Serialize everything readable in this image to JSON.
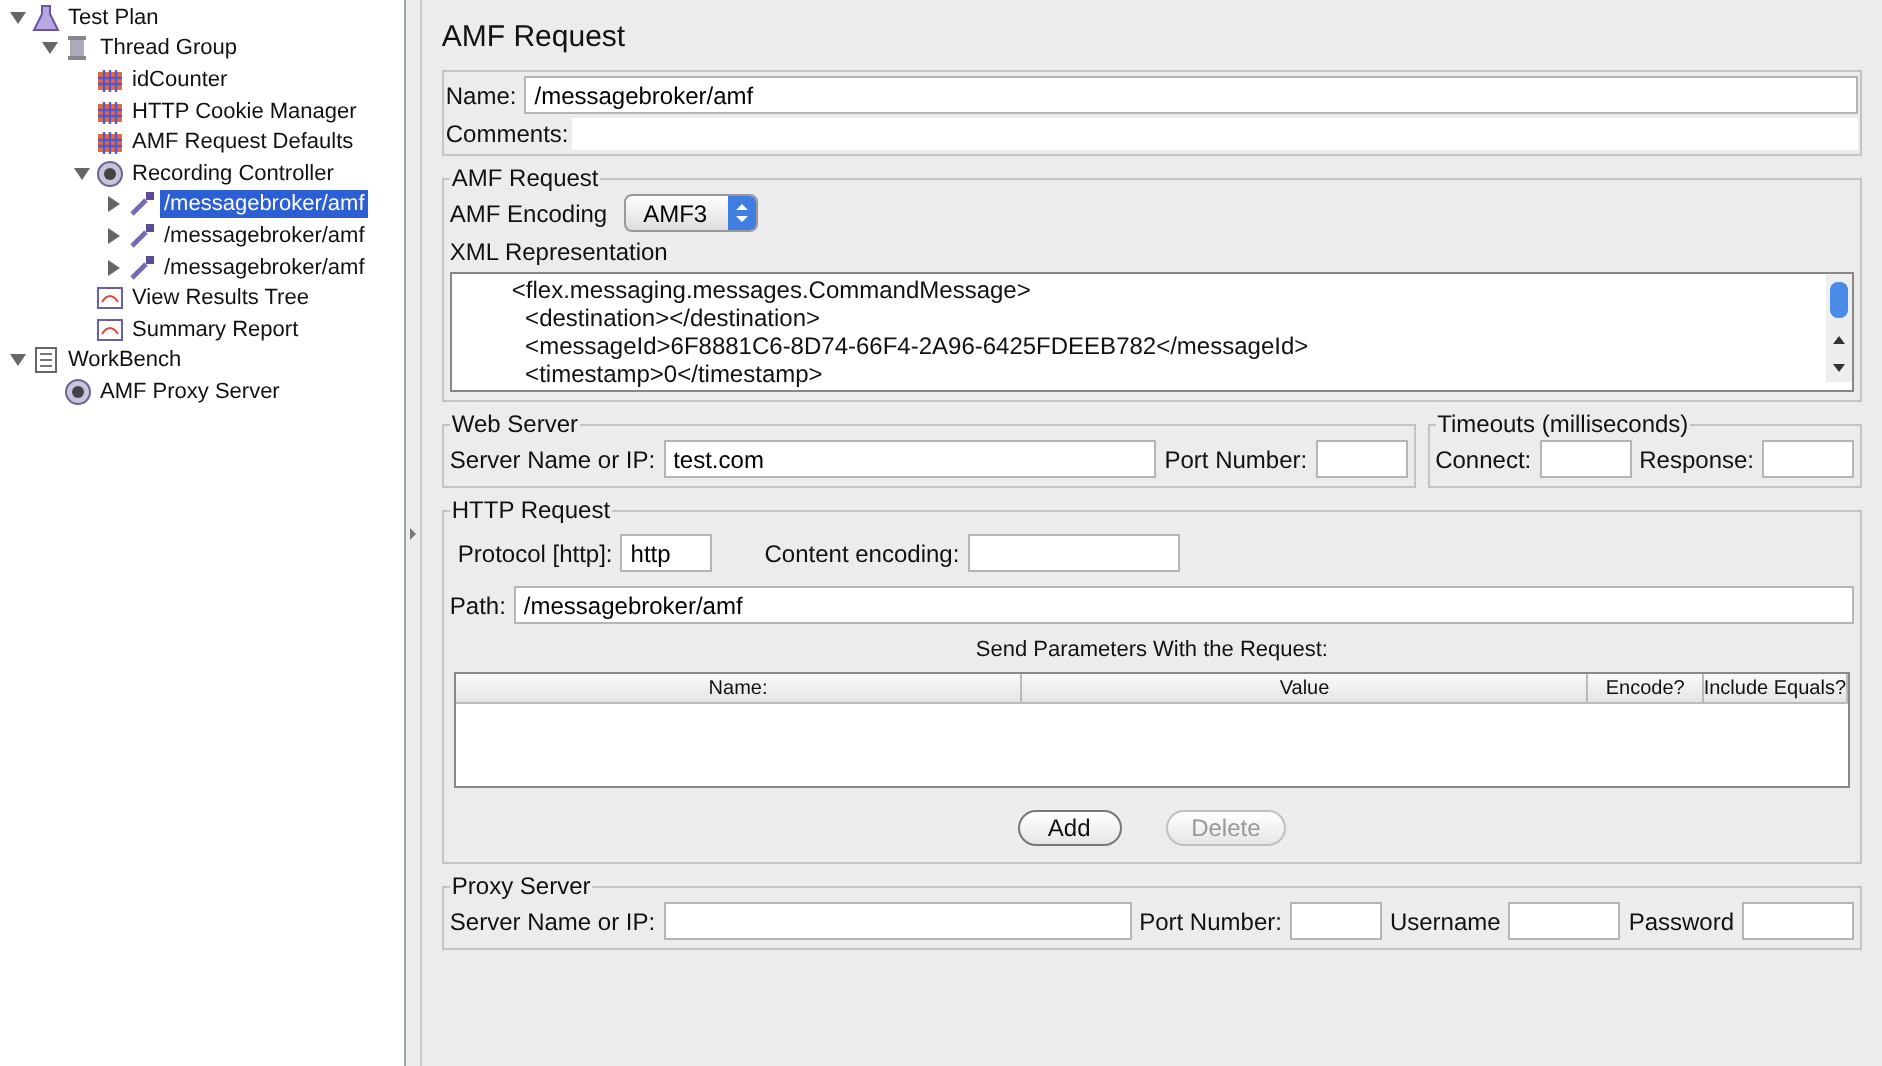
{
  "tree": [
    {
      "label": "Test Plan",
      "kind": "plan",
      "expanded": true,
      "selected": false,
      "children": [
        {
          "label": "Thread Group",
          "kind": "thread",
          "expanded": true,
          "selected": false,
          "children": [
            {
              "label": "idCounter",
              "kind": "config",
              "selected": false
            },
            {
              "label": "HTTP Cookie Manager",
              "kind": "config",
              "selected": false
            },
            {
              "label": "AMF Request Defaults",
              "kind": "config",
              "selected": false
            },
            {
              "label": "Recording Controller",
              "kind": "controller",
              "expanded": true,
              "selected": false,
              "children": [
                {
                  "label": "/messagebroker/amf",
                  "kind": "sampler",
                  "expanded": false,
                  "selected": true
                },
                {
                  "label": "/messagebroker/amf",
                  "kind": "sampler",
                  "expanded": false,
                  "selected": false
                },
                {
                  "label": "/messagebroker/amf",
                  "kind": "sampler",
                  "expanded": false,
                  "selected": false
                }
              ]
            },
            {
              "label": "View Results Tree",
              "kind": "listener",
              "selected": false
            },
            {
              "label": "Summary Report",
              "kind": "listener",
              "selected": false
            }
          ]
        }
      ]
    },
    {
      "label": "WorkBench",
      "kind": "workbench",
      "expanded": true,
      "selected": false,
      "children": [
        {
          "label": "AMF Proxy Server",
          "kind": "controller",
          "selected": false
        }
      ]
    }
  ],
  "panel": {
    "title": "AMF Request",
    "name": {
      "label": "Name:",
      "value": "/messagebroker/amf"
    },
    "comments": {
      "label": "Comments:"
    },
    "amf_request": {
      "legend": "AMF Request",
      "encoding_label": "AMF Encoding",
      "encoding": "AMF3",
      "xml_label": "XML Representation",
      "xml_lines": [
        "<flex.messaging.messages.CommandMessage>",
        "  <destination></destination>",
        "  <messageId>6F8881C6-8D74-66F4-2A96-6425FDEEB782</messageId>",
        "  <timestamp>0</timestamp>"
      ]
    },
    "web_server": {
      "legend": "Web Server",
      "server_label": "Server Name or IP:",
      "server": "test.com",
      "port_label": "Port Number:"
    },
    "timeouts": {
      "legend": "Timeouts (milliseconds)",
      "connect_label": "Connect:",
      "response_label": "Response:"
    },
    "http_request": {
      "legend": "HTTP Request",
      "protocol_label": "Protocol [http]:",
      "protocol": "http",
      "encoding_label": "Content encoding:",
      "path_label": "Path:",
      "path": "/messagebroker/amf",
      "params_title": "Send Parameters With the Request:",
      "columns": [
        "Name:",
        "Value",
        "Encode?",
        "Include Equals?"
      ],
      "buttons": [
        {
          "label": "Add",
          "disabled": false
        },
        {
          "label": "Delete",
          "disabled": true
        }
      ]
    },
    "proxy_server": {
      "legend": "Proxy Server",
      "server_label": "Server Name or IP:",
      "port_label": "Port Number:",
      "username_label": "Username",
      "password_label": "Password"
    }
  }
}
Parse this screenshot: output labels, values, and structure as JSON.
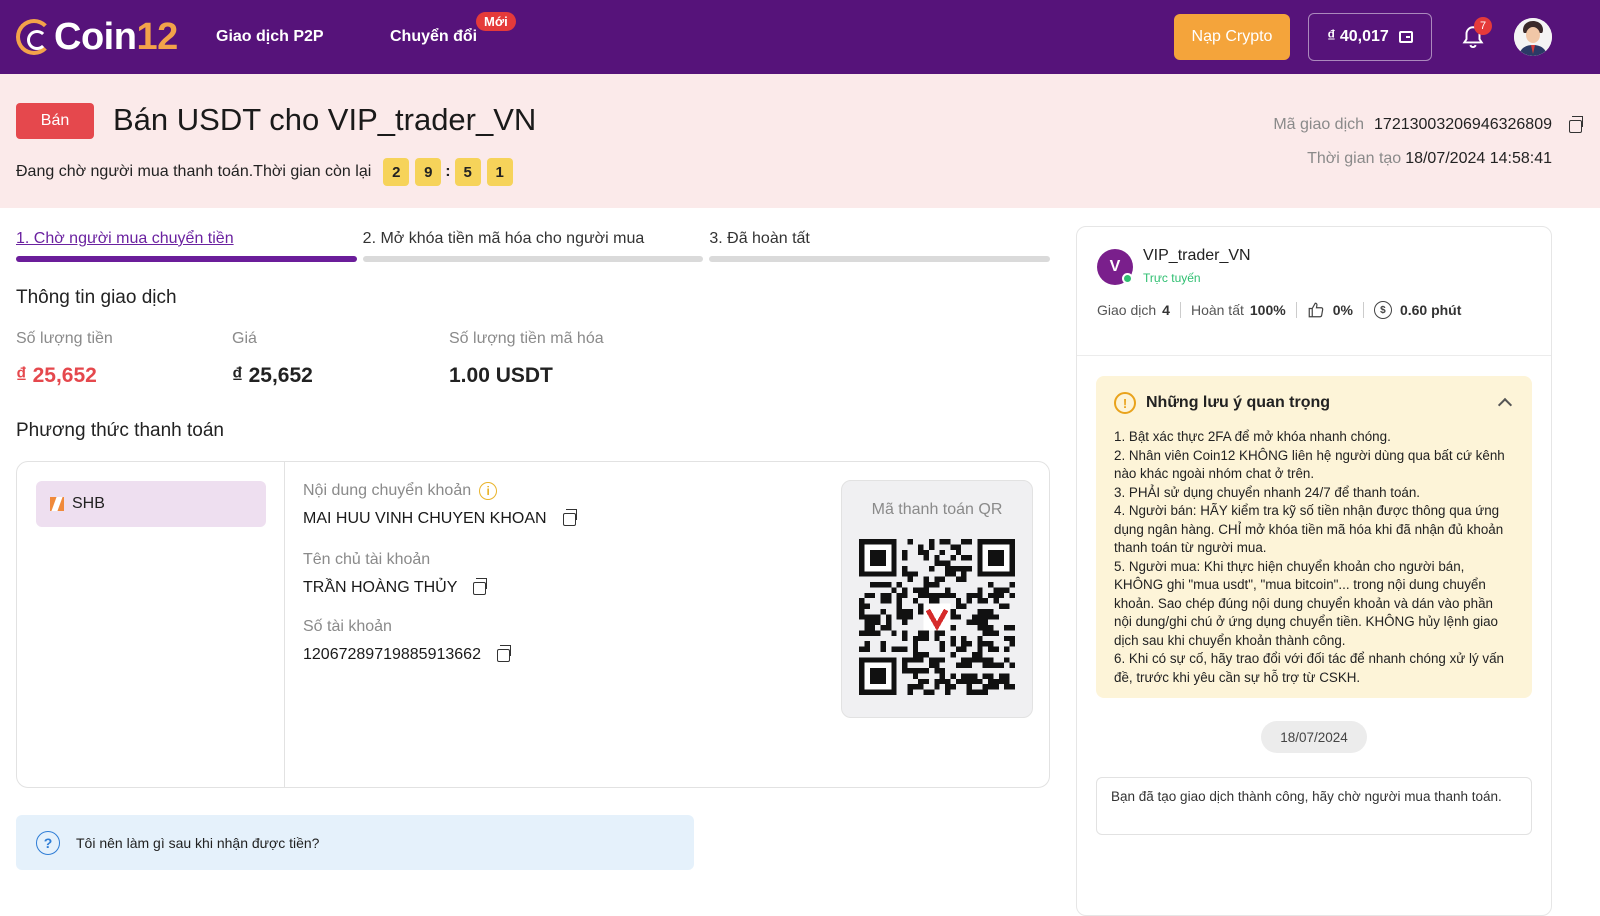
{
  "nav": {
    "logo_prefix": "Coin",
    "logo_suffix": "12",
    "p2p": "Giao dịch P2P",
    "convert": "Chuyển đổi",
    "convert_badge": "Mới",
    "deposit": "Nạp Crypto",
    "wallet_balance": "₫ 40,017",
    "notification_count": "7"
  },
  "header": {
    "side_button": "Bán",
    "title": "Bán USDT cho VIP_trader_VN",
    "waiting_text": "Đang chờ người mua thanh toán.Thời gian còn lại",
    "timer": [
      "2",
      "9",
      "5",
      "1"
    ],
    "timer_sep": ":",
    "txn_id_label": "Mã giao dịch",
    "txn_id": "17213003206946326809",
    "created_label": "Thời gian tạo",
    "created_at": "18/07/2024 14:58:41"
  },
  "steps": [
    {
      "label": "1. Chờ người mua chuyển tiền",
      "active": true
    },
    {
      "label": "2. Mở khóa tiền mã hóa cho người mua",
      "active": false
    },
    {
      "label": "3. Đã hoàn tất",
      "active": false
    }
  ],
  "transaction": {
    "section_title": "Thông tin giao dịch",
    "amount_label": "Số lượng tiền",
    "amount": "₫ 25,652",
    "price_label": "Giá",
    "price": "₫ 25,652",
    "crypto_label": "Số lượng tiền mã hóa",
    "crypto": "1.00 USDT"
  },
  "payment": {
    "section_title": "Phương thức thanh toán",
    "bank": "SHB",
    "content_label": "Nội dung chuyển khoản",
    "content_value": "MAI HUU VINH CHUYEN KHOAN",
    "holder_label": "Tên chủ tài khoản",
    "holder_value": "TRẦN HOÀNG THỦY",
    "account_label": "Số tài khoản",
    "account_value": "12067289719885913662",
    "qr_title": "Mã thanh toán QR"
  },
  "faq": "Tôi nên làm gì sau khi nhận được tiền?",
  "trader": {
    "initial": "V",
    "name": "VIP_trader_VN",
    "status": "Trực tuyến",
    "trades_label": "Giao dịch",
    "trades": "4",
    "completion_label": "Hoàn tất",
    "completion": "100%",
    "positive": "0%",
    "release_time": "0.60 phút"
  },
  "notes": {
    "title": "Những lưu ý quan trọng",
    "items": [
      "1.  Bật xác thực 2FA để mở khóa nhanh chóng.",
      "2.  Nhân viên Coin12 KHÔNG liên hệ người dùng qua bất cứ kênh nào khác ngoài nhóm chat ở trên.",
      "3.  PHẢI sử dụng chuyển nhanh 24/7 để thanh toán.",
      "4.  Người bán: HÃY kiểm tra kỹ số tiền nhận được thông qua ứng dụng ngân hàng. CHỈ mở khóa tiền mã hóa khi đã nhận đủ khoản thanh toán từ người mua.",
      "5.  Người mua: Khi thực hiện chuyển khoản cho người bán, KHÔNG ghi \"mua usdt\", \"mua bitcoin\"... trong nội dung chuyển khoản. Sao chép đúng nội dung chuyển khoản và dán vào phần nội dung/ghi chú ở ứng dụng chuyển tiền. KHÔNG hủy lệnh giao dịch sau khi chuyển khoản thành công.",
      "6.  Khi có sự cố, hãy trao đổi với đối tác để nhanh chóng xử lý vấn đề, trước khi yêu cần sự hỗ trợ từ CSKH."
    ]
  },
  "chat": {
    "date": "18/07/2024",
    "message": "Bạn đã tạo giao dịch thành công, hãy chờ người mua thanh toán."
  },
  "colors": {
    "nav_bg": "#56137a",
    "accent_orange": "#f4a43b",
    "sell_red": "#e5484d",
    "header_bg": "#fbeaea"
  }
}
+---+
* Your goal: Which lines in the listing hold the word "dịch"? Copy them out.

* Written answer:
    "p2p": "Giao dịch P2P",
    "txn_id_label": "Mã giao dịch",
    "section_title": "Thông tin giao dịch",
    "trades_label": "Giao dịch",
      "5.  Người mua: Khi thực hiện chuyển khoản cho người bán, KHÔNG ghi \"mua usdt\", \"mua bitcoin\"... trong nội dung chuyển khoản. Sao chép đúng nội dung chuyển khoản và dán vào phần nội dung/ghi chú ở ứng dụng chuyển tiền. KHÔNG hủy lệnh giao dịch sau khi chuyển khoản thành công.",
    "message": "Bạn đã tạo giao dịch thành công, hãy chờ người mua thanh toán."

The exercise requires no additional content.